# WORK REQUEST
Look through the data below and, wherever a line carries the word "Fotos", please copy that line.

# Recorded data
════════

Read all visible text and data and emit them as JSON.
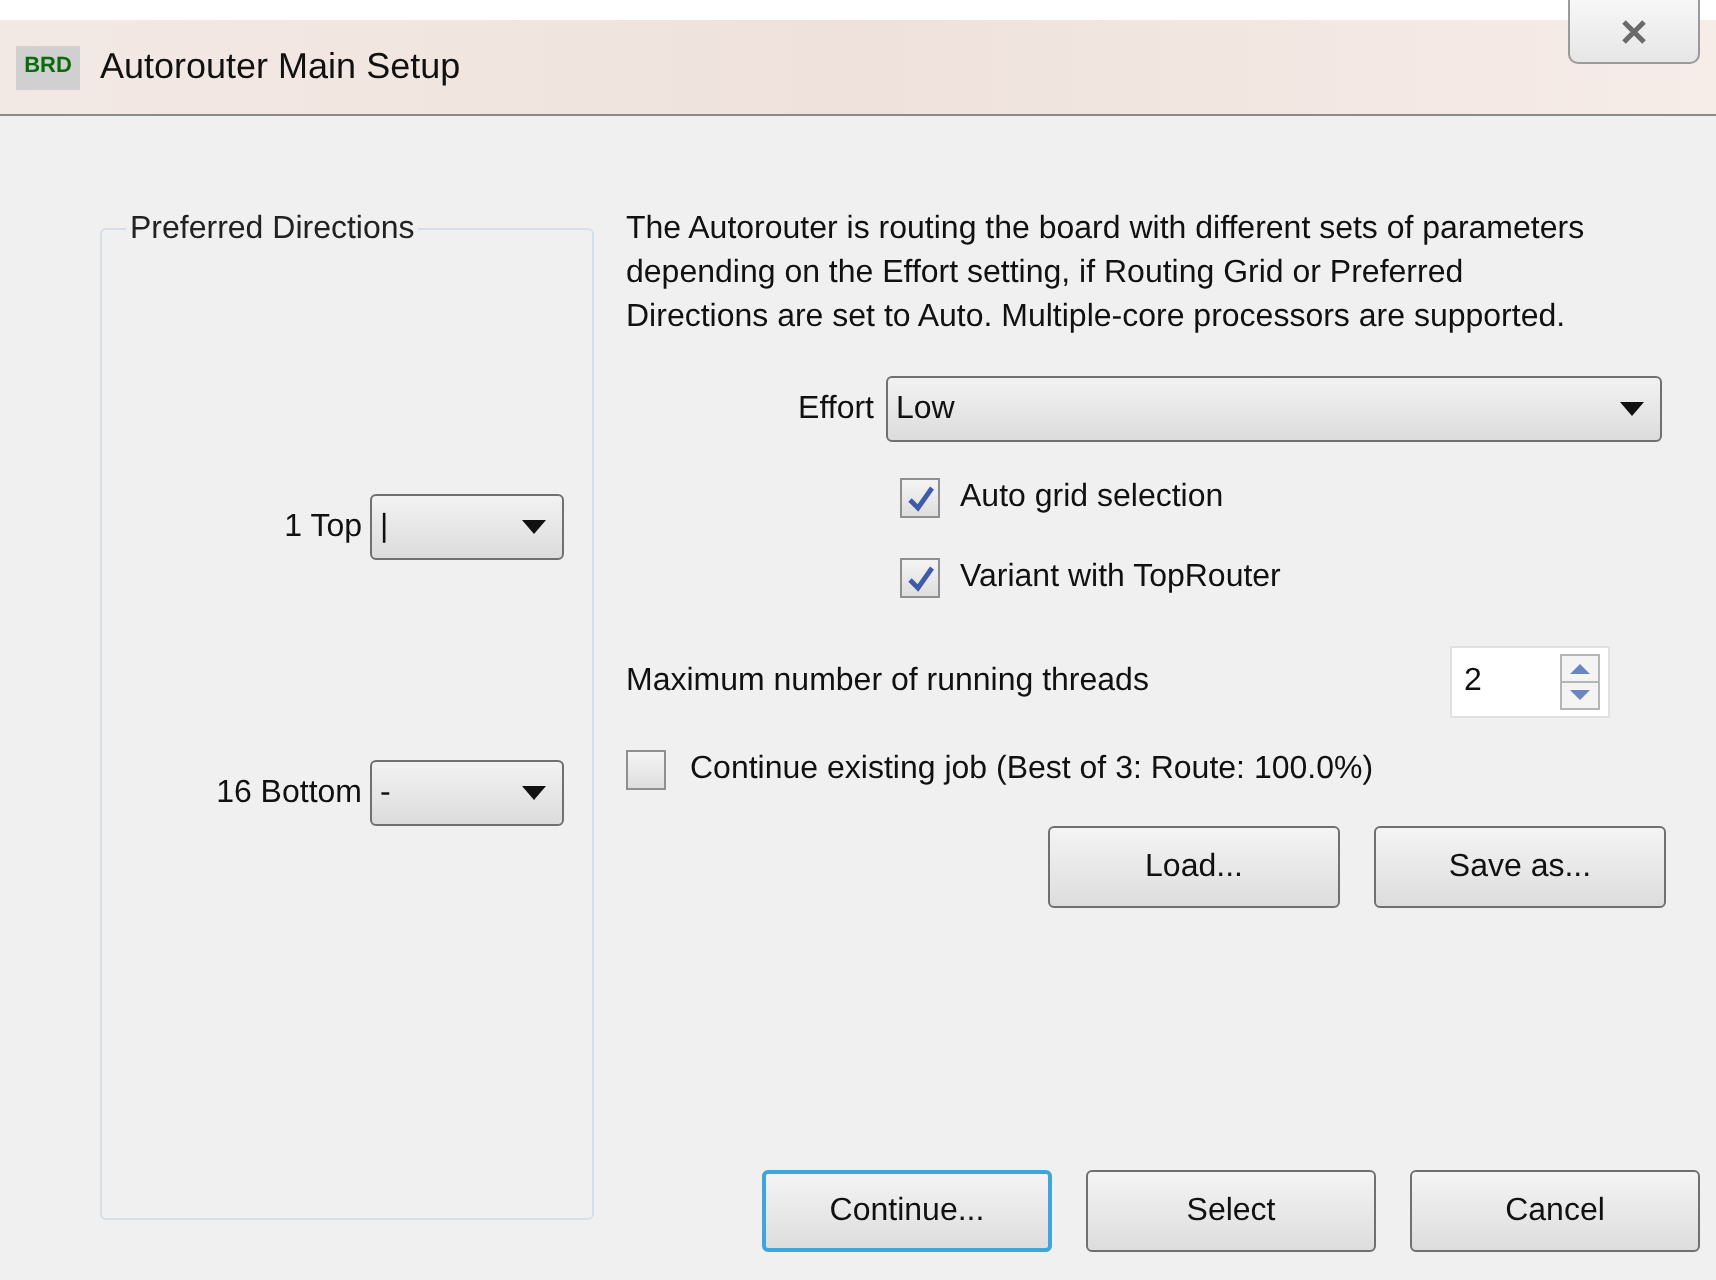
{
  "window": {
    "title": "Autorouter Main Setup",
    "icon_text": "BRD"
  },
  "preferred_directions": {
    "title": "Preferred Directions",
    "layers": [
      {
        "label": "1 Top",
        "value": "|"
      },
      {
        "label": "16 Bottom",
        "value": "-"
      }
    ]
  },
  "description": "The Autorouter is routing the board with different sets of parameters depending on the Effort setting, if Routing Grid or Preferred Directions are set to Auto. Multiple-core processors are supported.",
  "effort": {
    "label": "Effort",
    "value": "Low"
  },
  "options": [
    {
      "label": "Auto grid selection",
      "checked": true
    },
    {
      "label": "Variant with TopRouter",
      "checked": true
    }
  ],
  "threads": {
    "label": "Maximum number of running threads",
    "value": "2"
  },
  "continue_job": {
    "label": "Continue existing job (Best of 3: Route: 100.0%)",
    "checked": false
  },
  "file_buttons": [
    {
      "label": "Load...",
      "default": false
    },
    {
      "label": "Save as...",
      "default": false
    }
  ],
  "buttons": [
    {
      "label": "Continue...",
      "default": true
    },
    {
      "label": "Select",
      "default": false
    },
    {
      "label": "Cancel",
      "default": false
    }
  ]
}
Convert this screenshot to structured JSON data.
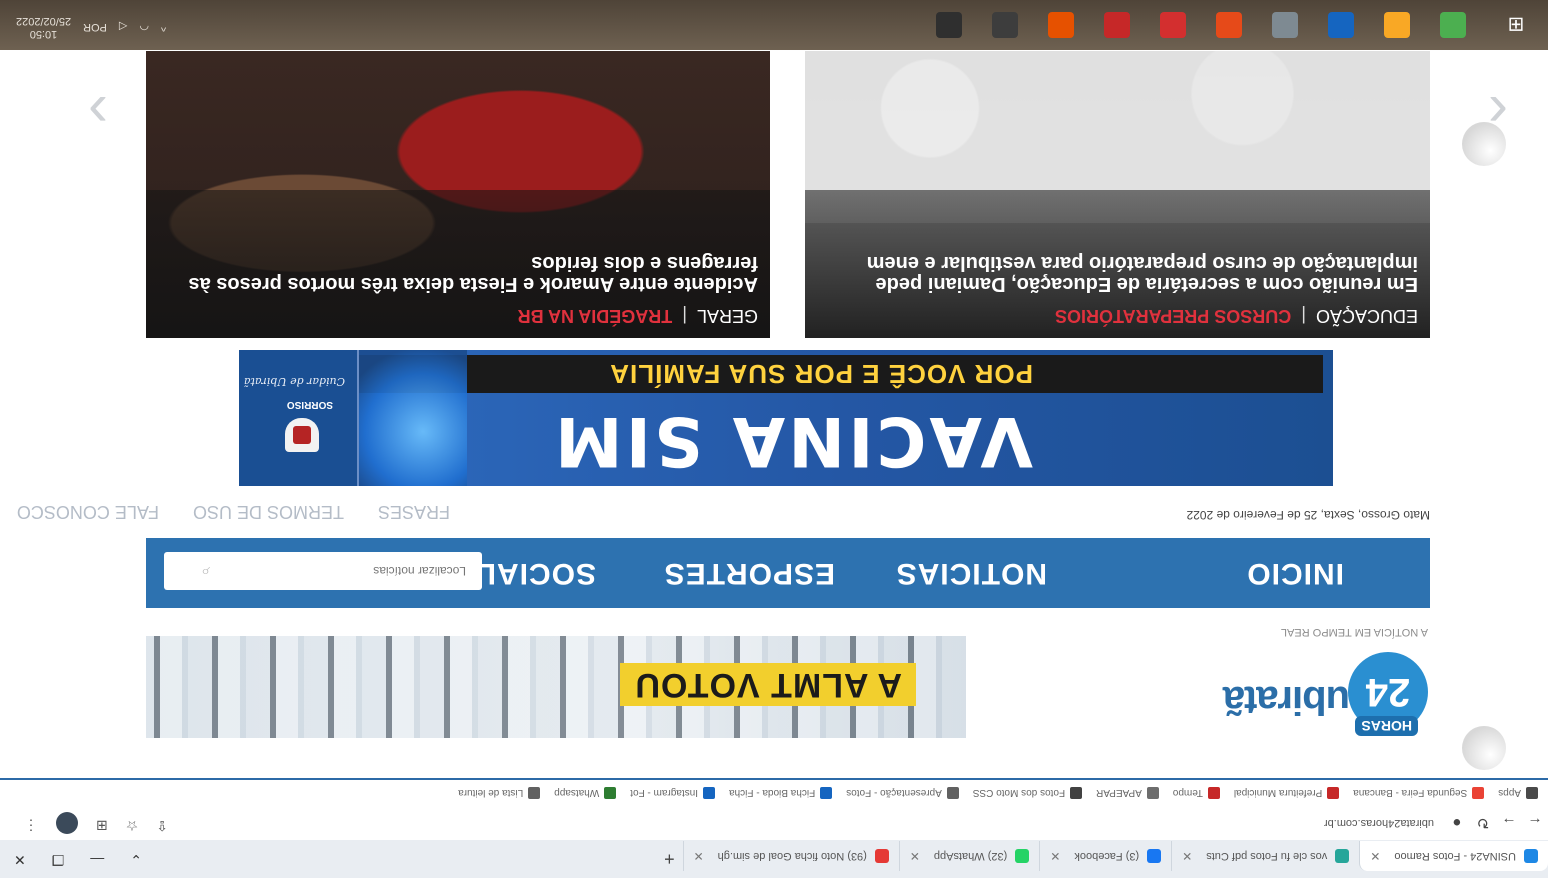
{
  "browser": {
    "tabs": [
      {
        "label": "USINA24 - Fotos Ramoo",
        "icon_color": "#1e88e5"
      },
      {
        "label": "vos cle fu Fotos pdf Cuts",
        "icon_color": "#26a69a"
      },
      {
        "label": "(3) Facebook",
        "icon_color": "#1877f2"
      },
      {
        "label": "(32) WhatsApp",
        "icon_color": "#25d366"
      },
      {
        "label": "(93) Noto ficha Goal de sim.gh",
        "icon_color": "#e53935"
      }
    ],
    "url": "ubirata24horas.com.br",
    "bookmarks": [
      {
        "label": "Apps",
        "icon_color": "#4a4a4a"
      },
      {
        "label": "Segunda Feira - Bancana",
        "icon_color": "#ea4335"
      },
      {
        "label": "Prefeitura Municipal",
        "icon_color": "#c62828"
      },
      {
        "label": "Tempo",
        "icon_color": "#c62828"
      },
      {
        "label": "APAEPAR",
        "icon_color": "#6d6d6d"
      },
      {
        "label": "Fotos dos Moto CSS",
        "icon_color": "#424242"
      },
      {
        "label": "Apresentação - Fotos",
        "icon_color": "#616161"
      },
      {
        "label": "Ficha Bioda - Ficha",
        "icon_color": "#1565c0"
      },
      {
        "label": "Instagram - Fot",
        "icon_color": "#1565c0"
      },
      {
        "label": "Whatsapp",
        "icon_color": "#2e7d32"
      },
      {
        "label": "Lista de leitura",
        "icon_color": "#616161"
      }
    ]
  },
  "site": {
    "logo_text": "ubiratã",
    "logo_badge": "24",
    "logo_badge_small": "HORAS",
    "tagline": "A NOTÍCIA EM TEMPO REAL",
    "hero_ad_label": "A ALMT VOTOU",
    "nav": {
      "items": [
        "INICIO",
        "NOTICIAS",
        "ESPORTES",
        "SOCIAL"
      ],
      "search_placeholder": "Localizar notícias"
    },
    "dateline": "Mato Grosso, Sexta, 25 de Fevereiro de 2022",
    "quick_links": [
      "FRASES",
      "TERMOS DE USO",
      "FALE CONOSCO"
    ],
    "banner": {
      "headline": "VACINA SIM",
      "subline": "POR VOCÊ E POR SUA FAMÍLIA",
      "org_name": "SORRISO",
      "signature": "Cuidar de Ubiratã"
    },
    "cards": [
      {
        "category": "EDUCAÇÃO",
        "subcategory": "CURSOS PREPARATÓRIOS",
        "title": "Em reunião com a secretária de Educação, Damiani pede implantação de curso preparatório para vestibular e enem"
      },
      {
        "category": "GERAL",
        "subcategory": "TRAGÉDIA NA BR",
        "title": "Acidente entre Amarok e Fiesta deixa três mortos presos às ferragens e dois feridos"
      }
    ]
  },
  "taskbar": {
    "clock_time": "10:50",
    "clock_date": "25/02/2022",
    "tray_labels": [
      "POR"
    ],
    "app_colors": [
      "#2f2f2f",
      "#3d3d3d",
      "#e65100",
      "#c62828",
      "#d32f2f",
      "#e64a19",
      "#7e8a92",
      "#1565c0",
      "#f9a825",
      "#4caf50"
    ]
  }
}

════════

# EXERCISE SOLUTION
        "label": "USINA24 - Fotos Ramoo",
        "label": "vos cle fu Fotos pdf Cuts",
        "label": "Fotos dos Moto CSS",
        "label": "Apresentação - Fotos",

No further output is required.